The history and folklore of Culbin in Moray is to be explored in a new project being led by Robert Gordon University and Moray Libraries.
Culbin disappeared in The Great Sand Drift of 1694 with many theories and superstitions at play as to why tragedy struck the coastal community.
Then natural disaster was linked to a divine intervention with some viewing the storm as a possible punishment for whisky smuggling or even playing cards on a Sunday.
What is known is that the uprooting of marram grass for thatching, and possibly the cutting of coastal turf for fuel in the 17th century, caused the sands to start shifting, with the heavy storm of 1694 likely leading to the village being overwhelmed and abandoned.
An exhibition on Culbin will open later this month at Elgin Library, with historians, storytellers and crafts to explore the village that was lost in the storm.
Philip Davidson, Interim Principle Librarian, said: “This project with Robert Gordon University is really exciting for local storytellers, historians and residents who live near the original site of Culbin village.
“The exhibition gives us a fantastic opportunity to explore life in Moray before 1694 as well as allowing the creative freedom to imagine who might have lived in Culbin, what life was like for them and where they went after the sand drift forced them out of their homes.”
Research by Forestry Land Scotland earlier found that Culbin was likely made up of five farms and 735 acres of cultivated land.
However, the wider Kinnaird Estate, had a great house, a church, thousands of acres of land and orchards and up to 16 associated farms.
Over time, a richly embellished story surrounding the storm claims that the young Kinnaird laird was playing cards late one Saturday night and, despite being reminded, insisted on playing past midnight, boasting he would play on even if the Devil was one of his partners.
After a clap of thunder the Devil appeared, and the game went on so long that Kinnaird failed to notice the sand engulfing the estate.
Some also believed the sandstorm was punishment for villagers hiding smugglers in the dunes.
In the decades that followed the great drift, the sand kept shifting with remains of the original estate becoming exposed. It is said a dovecote, chapel and even parts of a manor house came into view once again. Some say the top branches of the laird’s orchards appeared once again, with the trees bearing the most excellent of fruits.

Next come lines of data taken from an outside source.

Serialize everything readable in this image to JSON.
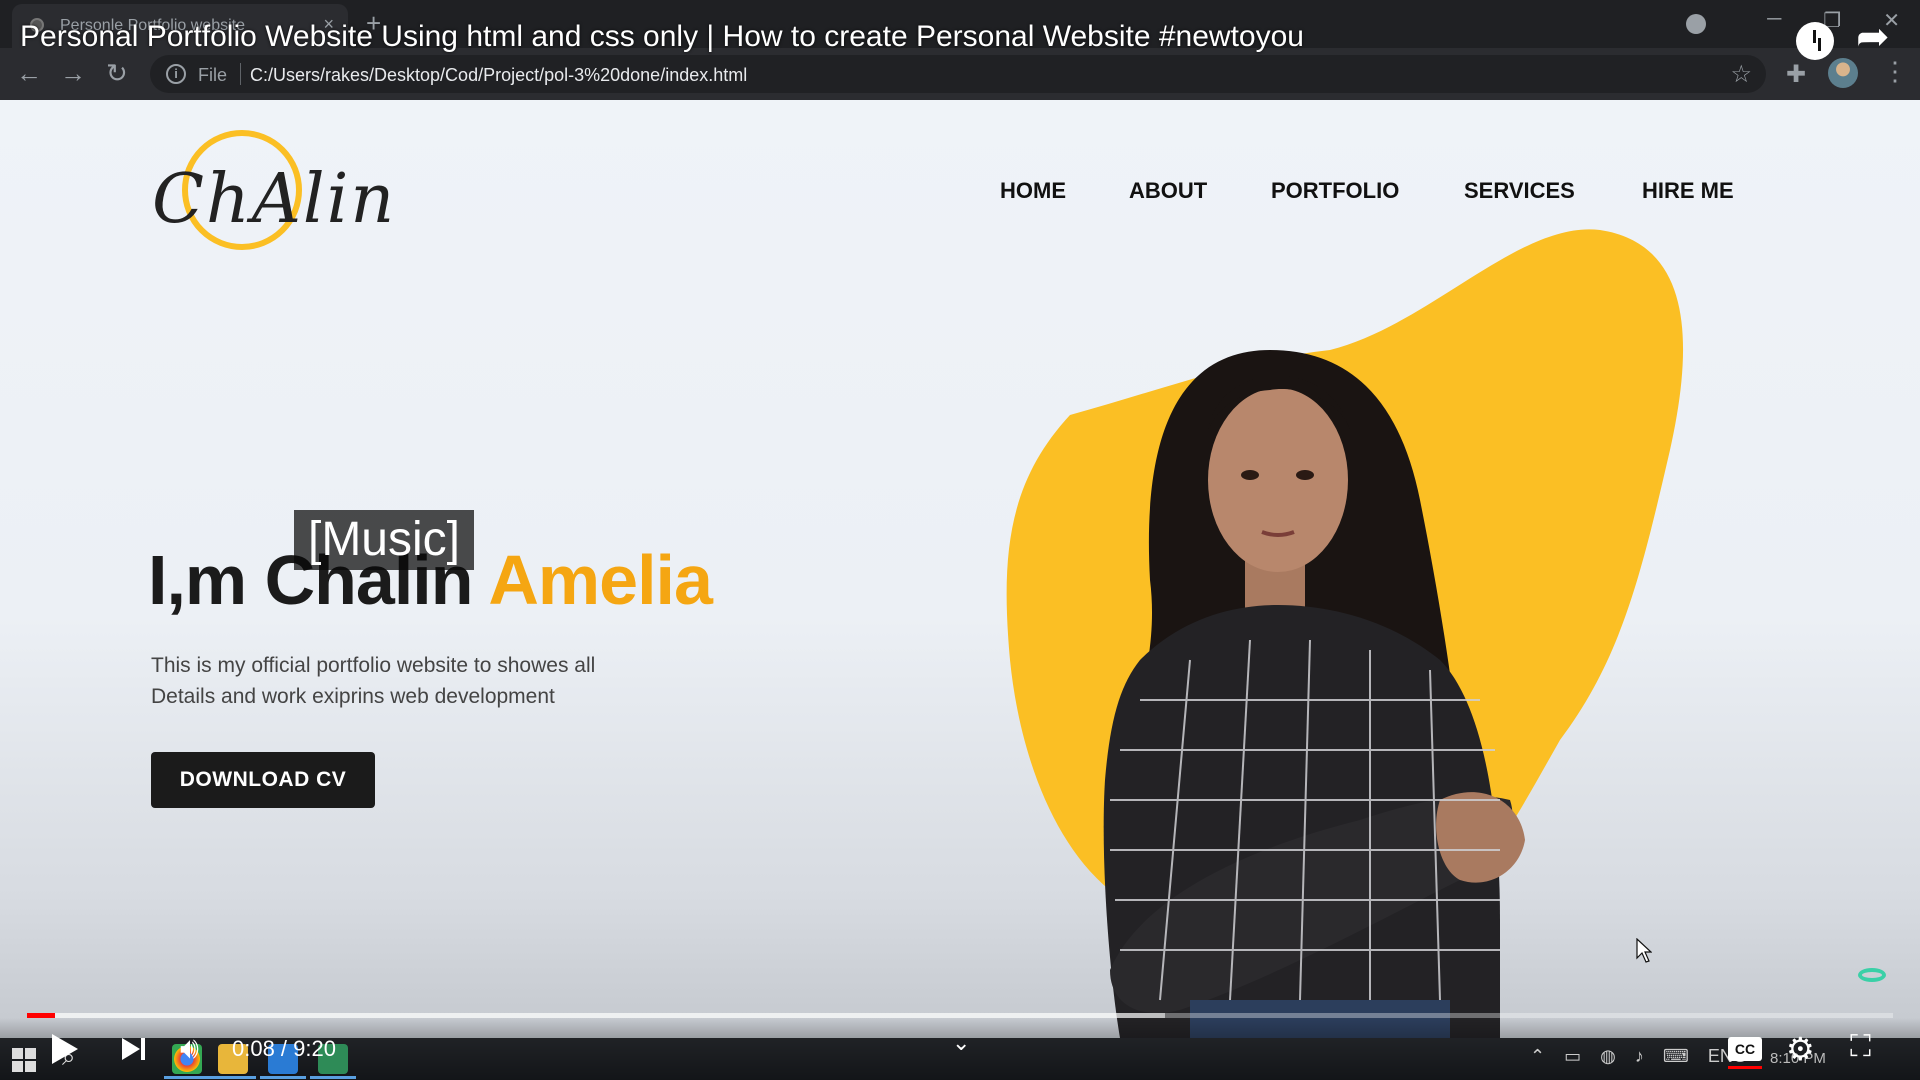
{
  "browser": {
    "tab_title": "Personle Portfolio website",
    "tab_close": "×",
    "new_tab": "+",
    "file_label": "File",
    "url": "C:/Users/rakes/Desktop/Cod/Project/pol-3%20done/index.html"
  },
  "site": {
    "logo_text": "ChAlin",
    "nav": [
      "HOME",
      "ABOUT",
      "PORTFOLIO",
      "SERVICES",
      "HIRE ME"
    ],
    "heading_prefix": "I,m Chalin",
    "heading_accent": "Amelia",
    "description_line1": "This is my official portfolio website to showes all",
    "description_line2": "Details and work exiprins web development",
    "cta_label": "DOWNLOAD CV",
    "accent_color": "#f5a612",
    "blob_color": "#fbbf24"
  },
  "video": {
    "title": "Personal Portfolio Website Using html and css only | How to create Personal Website #newtoyou",
    "caption": "[Music]",
    "time_display": "0:08 / 9:20",
    "progress_played_fraction": 0.015,
    "progress_loaded_fraction": 0.61,
    "cc_label": "CC"
  },
  "taskbar": {
    "language": "ENG",
    "clock": "8:10 PM"
  }
}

Professor Peter Reid, from The School of Creative and Cultural Business at RGU said: “It is fantastic to be working closely with Elgin Library to bring the fascinating story of the disappeared village of Culbin to life through this dynamic exhibition. Robert Gordon University is committed to preserving the distinct cultural heritage of the North east and to enhancing the visitor experience and tourism offerings in the region.”
- Culbin, the Disappeared Village will open at Elgin Library on Saturday, February 19 and will run until March 16 as part of Scotland’s Year of Stories 2022.